• _What this task involves_
Give back the listing underneath, unchanged and complete.

• _Records shown_
★ ★ ★

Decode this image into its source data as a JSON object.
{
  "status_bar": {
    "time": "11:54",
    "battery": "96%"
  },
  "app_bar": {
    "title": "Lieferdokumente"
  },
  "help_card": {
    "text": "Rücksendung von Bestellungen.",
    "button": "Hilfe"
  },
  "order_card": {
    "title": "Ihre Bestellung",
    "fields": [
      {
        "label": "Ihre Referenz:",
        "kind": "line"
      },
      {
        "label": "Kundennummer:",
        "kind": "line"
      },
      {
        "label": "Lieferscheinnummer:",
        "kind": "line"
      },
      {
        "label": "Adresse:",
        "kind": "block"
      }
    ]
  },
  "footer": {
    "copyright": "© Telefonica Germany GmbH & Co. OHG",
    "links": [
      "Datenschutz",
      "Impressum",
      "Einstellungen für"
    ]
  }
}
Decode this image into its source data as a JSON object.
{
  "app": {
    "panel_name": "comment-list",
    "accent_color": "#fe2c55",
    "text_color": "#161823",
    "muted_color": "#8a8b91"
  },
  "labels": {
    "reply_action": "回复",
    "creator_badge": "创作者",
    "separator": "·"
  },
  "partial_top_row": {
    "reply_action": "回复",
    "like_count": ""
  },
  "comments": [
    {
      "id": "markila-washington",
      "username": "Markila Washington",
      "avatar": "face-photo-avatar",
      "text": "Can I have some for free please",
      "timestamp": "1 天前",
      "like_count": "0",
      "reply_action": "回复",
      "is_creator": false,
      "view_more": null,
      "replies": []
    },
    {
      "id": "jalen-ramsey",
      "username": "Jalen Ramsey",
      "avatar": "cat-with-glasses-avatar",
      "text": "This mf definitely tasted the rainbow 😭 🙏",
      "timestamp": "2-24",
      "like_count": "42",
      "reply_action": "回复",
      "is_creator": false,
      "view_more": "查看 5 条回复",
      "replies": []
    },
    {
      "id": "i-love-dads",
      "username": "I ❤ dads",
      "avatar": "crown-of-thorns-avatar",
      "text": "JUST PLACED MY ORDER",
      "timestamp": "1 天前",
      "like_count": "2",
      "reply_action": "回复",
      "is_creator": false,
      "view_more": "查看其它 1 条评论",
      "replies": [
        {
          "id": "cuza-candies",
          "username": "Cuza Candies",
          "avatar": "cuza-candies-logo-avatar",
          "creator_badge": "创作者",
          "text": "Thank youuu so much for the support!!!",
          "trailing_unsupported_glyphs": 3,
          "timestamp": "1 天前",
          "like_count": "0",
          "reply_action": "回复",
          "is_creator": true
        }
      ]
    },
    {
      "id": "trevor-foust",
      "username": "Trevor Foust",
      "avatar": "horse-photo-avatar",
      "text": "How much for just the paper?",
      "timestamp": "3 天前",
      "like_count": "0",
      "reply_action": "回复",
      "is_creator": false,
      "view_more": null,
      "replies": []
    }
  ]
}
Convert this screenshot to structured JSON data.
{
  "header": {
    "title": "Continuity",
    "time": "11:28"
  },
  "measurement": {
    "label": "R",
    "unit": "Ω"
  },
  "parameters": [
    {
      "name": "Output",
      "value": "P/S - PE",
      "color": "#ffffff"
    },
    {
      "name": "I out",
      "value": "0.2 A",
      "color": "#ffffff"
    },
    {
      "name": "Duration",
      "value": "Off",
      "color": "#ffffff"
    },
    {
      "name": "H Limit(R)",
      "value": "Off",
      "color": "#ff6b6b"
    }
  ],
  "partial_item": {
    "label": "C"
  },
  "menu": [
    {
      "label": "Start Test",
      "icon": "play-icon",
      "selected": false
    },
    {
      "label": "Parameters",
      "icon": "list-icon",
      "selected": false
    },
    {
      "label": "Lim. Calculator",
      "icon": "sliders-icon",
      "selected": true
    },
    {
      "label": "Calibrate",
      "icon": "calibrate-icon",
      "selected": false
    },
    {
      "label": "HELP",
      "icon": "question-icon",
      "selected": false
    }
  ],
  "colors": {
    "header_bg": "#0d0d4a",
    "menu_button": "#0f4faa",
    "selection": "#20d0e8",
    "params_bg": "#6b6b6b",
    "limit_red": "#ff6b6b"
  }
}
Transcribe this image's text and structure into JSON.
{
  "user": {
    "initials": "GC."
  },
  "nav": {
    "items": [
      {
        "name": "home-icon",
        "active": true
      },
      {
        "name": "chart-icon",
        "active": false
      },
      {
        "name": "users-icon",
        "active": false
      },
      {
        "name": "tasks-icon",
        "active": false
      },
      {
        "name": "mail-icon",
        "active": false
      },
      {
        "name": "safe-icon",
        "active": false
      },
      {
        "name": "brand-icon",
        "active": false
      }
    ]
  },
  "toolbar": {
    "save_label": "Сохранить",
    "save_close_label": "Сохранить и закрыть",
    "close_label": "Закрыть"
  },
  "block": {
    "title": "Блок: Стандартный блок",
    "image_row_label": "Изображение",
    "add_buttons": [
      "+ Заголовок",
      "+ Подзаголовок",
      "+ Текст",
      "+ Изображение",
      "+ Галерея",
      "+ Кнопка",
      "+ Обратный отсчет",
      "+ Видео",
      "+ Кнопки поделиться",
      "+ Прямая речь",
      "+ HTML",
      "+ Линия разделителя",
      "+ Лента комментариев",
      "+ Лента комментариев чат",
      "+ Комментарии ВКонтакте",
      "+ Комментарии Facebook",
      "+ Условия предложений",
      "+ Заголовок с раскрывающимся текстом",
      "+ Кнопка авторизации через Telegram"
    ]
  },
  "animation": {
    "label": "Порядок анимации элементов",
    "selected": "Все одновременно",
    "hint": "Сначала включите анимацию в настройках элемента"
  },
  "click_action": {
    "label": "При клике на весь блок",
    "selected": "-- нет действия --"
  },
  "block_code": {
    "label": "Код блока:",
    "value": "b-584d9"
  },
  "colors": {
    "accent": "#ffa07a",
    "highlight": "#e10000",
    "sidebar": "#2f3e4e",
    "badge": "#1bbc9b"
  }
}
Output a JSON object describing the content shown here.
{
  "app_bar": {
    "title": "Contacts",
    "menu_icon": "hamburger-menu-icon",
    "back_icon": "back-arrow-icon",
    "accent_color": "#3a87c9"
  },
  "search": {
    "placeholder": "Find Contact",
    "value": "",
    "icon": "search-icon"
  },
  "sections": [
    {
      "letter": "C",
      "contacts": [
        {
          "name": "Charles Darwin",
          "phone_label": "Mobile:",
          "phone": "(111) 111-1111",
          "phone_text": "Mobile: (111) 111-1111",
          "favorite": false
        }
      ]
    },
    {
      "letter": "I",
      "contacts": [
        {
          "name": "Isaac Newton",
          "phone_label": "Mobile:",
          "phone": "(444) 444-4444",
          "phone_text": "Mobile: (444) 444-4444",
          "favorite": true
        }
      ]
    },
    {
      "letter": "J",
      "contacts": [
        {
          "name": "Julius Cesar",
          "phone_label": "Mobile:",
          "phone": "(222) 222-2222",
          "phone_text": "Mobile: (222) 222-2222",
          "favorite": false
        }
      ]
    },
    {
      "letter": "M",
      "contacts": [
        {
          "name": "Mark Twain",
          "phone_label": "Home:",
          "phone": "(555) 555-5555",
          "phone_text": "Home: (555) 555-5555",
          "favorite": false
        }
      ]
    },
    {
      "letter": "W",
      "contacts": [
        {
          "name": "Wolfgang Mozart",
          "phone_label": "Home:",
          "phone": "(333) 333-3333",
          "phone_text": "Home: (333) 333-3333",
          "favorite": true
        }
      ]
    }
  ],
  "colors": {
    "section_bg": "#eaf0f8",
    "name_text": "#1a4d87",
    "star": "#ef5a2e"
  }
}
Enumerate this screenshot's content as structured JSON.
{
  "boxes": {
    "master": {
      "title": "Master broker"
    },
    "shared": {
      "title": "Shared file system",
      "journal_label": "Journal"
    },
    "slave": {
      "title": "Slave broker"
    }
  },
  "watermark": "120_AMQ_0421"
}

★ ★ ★

• _Reply to the task_
Decode this image into its source data as a JSON object.
{
  "status_bar": {
    "time": "11:54",
    "battery": "96%"
  },
  "app_bar": {
    "title": "Lieferdokumente"
  },
  "help_card": {
    "text": "Rücksendung von Bestellungen.",
    "button": "Hilfe"
  },
  "order_card": {
    "title": "Ihre Bestellung",
    "fields": [
      {
        "label": "Ihre Referenz:",
        "kind": "line"
      },
      {
        "label": "Kundennummer:",
        "kind": "line"
      },
      {
        "label": "Lieferscheinnummer:",
        "kind": "line"
      },
      {
        "label": "Adresse:",
        "kind": "block"
      }
    ]
  },
  "footer": {
    "copyright": "© Telefonica Germany GmbH & Co. OHG",
    "links": [
      "Datenschutz",
      "Impressum",
      "Einstellungen für"
    ]
  }
}
Decode this image into its source data as a JSON object.
{
  "app": {
    "panel_name": "comment-list",
    "accent_color": "#fe2c55",
    "text_color": "#161823",
    "muted_color": "#8a8b91"
  },
  "labels": {
    "reply_action": "回复",
    "creator_badge": "创作者",
    "separator": "·"
  },
  "partial_top_row": {
    "reply_action": "回复",
    "like_count": ""
  },
  "comments": [
    {
      "id": "markila-washington",
      "username": "Markila Washington",
      "avatar": "face-photo-avatar",
      "text": "Can I have some for free please",
      "timestamp": "1 天前",
      "like_count": "0",
      "reply_action": "回复",
      "is_creator": false,
      "view_more": null,
      "replies": []
    },
    {
      "id": "jalen-ramsey",
      "username": "Jalen Ramsey",
      "avatar": "cat-with-glasses-avatar",
      "text": "This mf definitely tasted the rainbow 😭 🙏",
      "timestamp": "2-24",
      "like_count": "42",
      "reply_action": "回复",
      "is_creator": false,
      "view_more": "查看 5 条回复",
      "replies": []
    },
    {
      "id": "i-love-dads",
      "username": "I ❤ dads",
      "avatar": "crown-of-thorns-avatar",
      "text": "JUST PLACED MY ORDER",
      "timestamp": "1 天前",
      "like_count": "2",
      "reply_action": "回复",
      "is_creator": false,
      "view_more": "查看其它 1 条评论",
      "replies": [
        {
          "id": "cuza-candies",
          "username": "Cuza Candies",
          "avatar": "cuza-candies-logo-avatar",
          "creator_badge": "创作者",
          "text": "Thank youuu so much for the support!!!",
          "trailing_unsupported_glyphs": 3,
          "timestamp": "1 天前",
          "like_count": "0",
          "reply_action": "回复",
          "is_creator": true
        }
      ]
    },
    {
      "id": "trevor-foust",
      "username": "Trevor Foust",
      "avatar": "horse-photo-avatar",
      "text": "How much for just the paper?",
      "timestamp": "3 天前",
      "like_count": "0",
      "reply_action": "回复",
      "is_creator": false,
      "view_more": null,
      "replies": []
    }
  ]
}
Convert this screenshot to structured JSON data.
{
  "header": {
    "title": "Continuity",
    "time": "11:28"
  },
  "measurement": {
    "label": "R",
    "unit": "Ω"
  },
  "parameters": [
    {
      "name": "Output",
      "value": "P/S - PE",
      "color": "#ffffff"
    },
    {
      "name": "I out",
      "value": "0.2 A",
      "color": "#ffffff"
    },
    {
      "name": "Duration",
      "value": "Off",
      "color": "#ffffff"
    },
    {
      "name": "H Limit(R)",
      "value": "Off",
      "color": "#ff6b6b"
    }
  ],
  "partial_item": {
    "label": "C"
  },
  "menu": [
    {
      "label": "Start Test",
      "icon": "play-icon",
      "selected": false
    },
    {
      "label": "Parameters",
      "icon": "list-icon",
      "selected": false
    },
    {
      "label": "Lim. Calculator",
      "icon": "sliders-icon",
      "selected": true
    },
    {
      "label": "Calibrate",
      "icon": "calibrate-icon",
      "selected": false
    },
    {
      "label": "HELP",
      "icon": "question-icon",
      "selected": false
    }
  ],
  "colors": {
    "header_bg": "#0d0d4a",
    "menu_button": "#0f4faa",
    "selection": "#20d0e8",
    "params_bg": "#6b6b6b",
    "limit_red": "#ff6b6b"
  }
}
Transcribe this image's text and structure into JSON.
{
  "user": {
    "initials": "GC."
  },
  "nav": {
    "items": [
      {
        "name": "home-icon",
        "active": true
      },
      {
        "name": "chart-icon",
        "active": false
      },
      {
        "name": "users-icon",
        "active": false
      },
      {
        "name": "tasks-icon",
        "active": false
      },
      {
        "name": "mail-icon",
        "active": false
      },
      {
        "name": "safe-icon",
        "active": false
      },
      {
        "name": "brand-icon",
        "active": false
      }
    ]
  },
  "toolbar": {
    "save_label": "Сохранить",
    "save_close_label": "Сохранить и закрыть",
    "close_label": "Закрыть"
  },
  "block": {
    "title": "Блок: Стандартный блок",
    "image_row_label": "Изображение",
    "add_buttons": [
      "+ Заголовок",
      "+ Подзаголовок",
      "+ Текст",
      "+ Изображение",
      "+ Галерея",
      "+ Кнопка",
      "+ Обратный отсчет",
      "+ Видео",
      "+ Кнопки поделиться",
      "+ Прямая речь",
      "+ HTML",
      "+ Линия разделителя",
      "+ Лента комментариев",
      "+ Лента комментариев чат",
      "+ Комментарии ВКонтакте",
      "+ Комментарии Facebook",
      "+ Условия предложений",
      "+ Заголовок с раскрывающимся текстом",
      "+ Кнопка авторизации через Telegram"
    ]
  },
  "animation": {
    "label": "Порядок анимации элементов",
    "selected": "Все одновременно",
    "hint": "Сначала включите анимацию в настройках элемента"
  },
  "click_action": {
    "label": "При клике на весь блок",
    "selected": "-- нет действия --"
  },
  "block_code": {
    "label": "Код блока:",
    "value": "b-584d9"
  },
  "colors": {
    "accent": "#ffa07a",
    "highlight": "#e10000",
    "sidebar": "#2f3e4e",
    "badge": "#1bbc9b"
  }
}
Output a JSON object describing the content shown here.
{
  "app_bar": {
    "title": "Contacts",
    "menu_icon": "hamburger-menu-icon",
    "back_icon": "back-arrow-icon",
    "accent_color": "#3a87c9"
  },
  "search": {
    "placeholder": "Find Contact",
    "value": "",
    "icon": "search-icon"
  },
  "sections": [
    {
      "letter": "C",
      "contacts": [
        {
          "name": "Charles Darwin",
          "phone_label": "Mobile:",
          "phone": "(111) 111-1111",
          "phone_text": "Mobile: (111) 111-1111",
          "favorite": false
        }
      ]
    },
    {
      "letter": "I",
      "contacts": [
        {
          "name": "Isaac Newton",
          "phone_label": "Mobile:",
          "phone": "(444) 444-4444",
          "phone_text": "Mobile: (444) 444-4444",
          "favorite": true
        }
      ]
    },
    {
      "letter": "J",
      "contacts": [
        {
          "name": "Julius Cesar",
          "phone_label": "Mobile:",
          "phone": "(222) 222-2222",
          "phone_text": "Mobile: (222) 222-2222",
          "favorite": false
        }
      ]
    },
    {
      "letter": "M",
      "contacts": [
        {
          "name": "Mark Twain",
          "phone_label": "Home:",
          "phone": "(555) 555-5555",
          "phone_text": "Home: (555) 555-5555",
          "favorite": false
        }
      ]
    },
    {
      "letter": "W",
      "contacts": [
        {
          "name": "Wolfgang Mozart",
          "phone_label": "Home:",
          "phone": "(333) 333-3333",
          "phone_text": "Home: (333) 333-3333",
          "favorite": true
        }
      ]
    }
  ],
  "colors": {
    "section_bg": "#eaf0f8",
    "name_text": "#1a4d87",
    "star": "#ef5a2e"
  }
}
Enumerate this screenshot's content as structured JSON.
{
  "boxes": {
    "master": {
      "title": "Master broker"
    },
    "shared": {
      "title": "Shared file system",
      "journal_label": "Journal"
    },
    "slave": {
      "title": "Slave broker"
    }
  },
  "watermark": "120_AMQ_0421"
}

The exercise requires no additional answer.